Niagara Gazette — Could changes be coming to New York state’s public education system?
Gov. Andrew Cuomo’s Education Reform Commission released a 92-page report Wednesday, highlighting eight changes the state could investigate to change the way education is provided state-wide.
The report, which Cuomo said will be used to inform his State of the State address scheduled for Jan. 9, calls for the expansion of pre-kindergarten, especially for high-needs students; improving technology; streamlining district consolidation efforts; increasing accountability and transparency; preparing teachers and rewarding superior performance and increase college and career readiness training.
“I think the management of the system can be improved. I don’t think we’re getting our money’s worth from the current system,” Cuomo said Wednesday. “I don’t think we measure it. I don’t think we’ve held people accountable.”
Wednesday’s proposal also included increasing both the length of the school day and year for more teacher-student classroom time and a call for districts to focus on turning their buildings into “community schools,” with a focus on providing students with more than just typical education.
But locally, administrators and teachers are unsure what changes could make education more effective.
Falls Superintendent Cynthia Bianco said she briefly reviewed the recommendations Wednesday afternoon and found very few new ideas the small city district hasn’t already either implemented or tried previously.
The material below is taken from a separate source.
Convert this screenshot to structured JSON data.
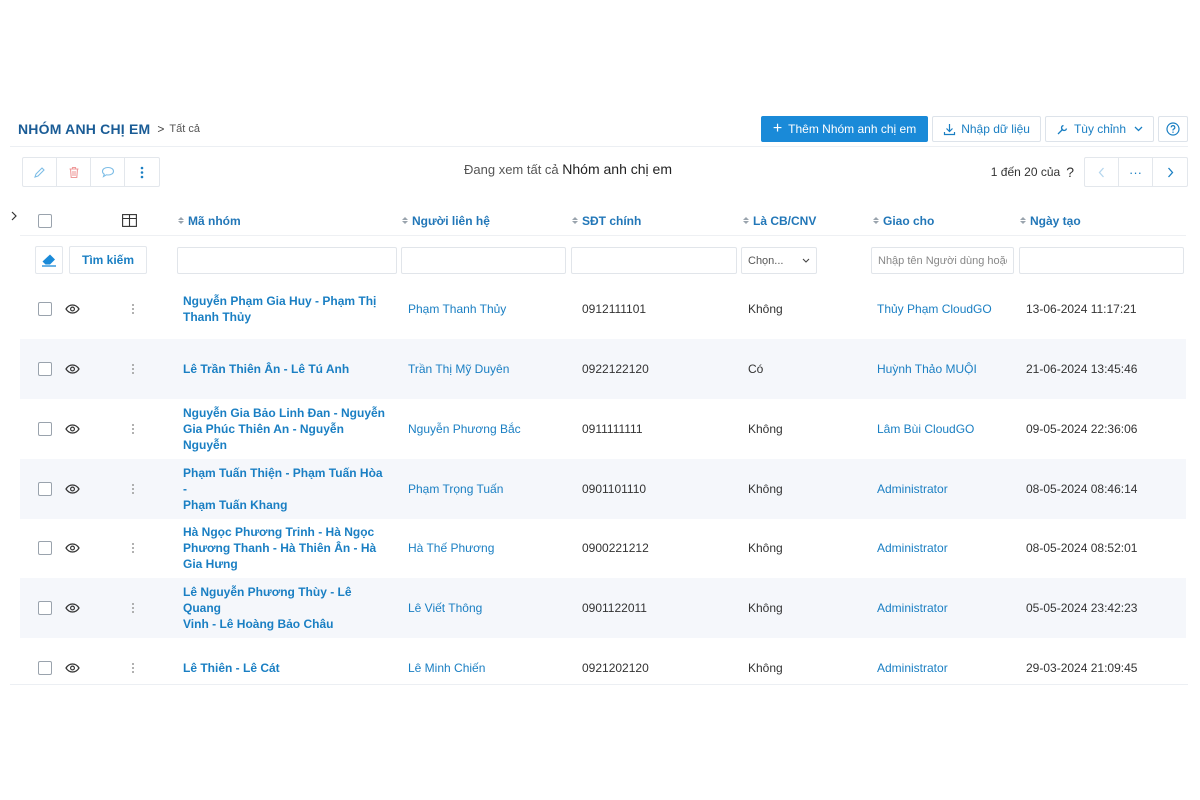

“It’s nice to see a report from a commission detailing things we already do,” she said. “I’m not being glib, we do a lot of this already. The issue we have is the inequity of state funding to poor districts. When we can’t go to our tax base to fund a program we want, yet a district on Long Island receives state aid when they can afford to raise taxes to offer Chinese, it just isn’t fair.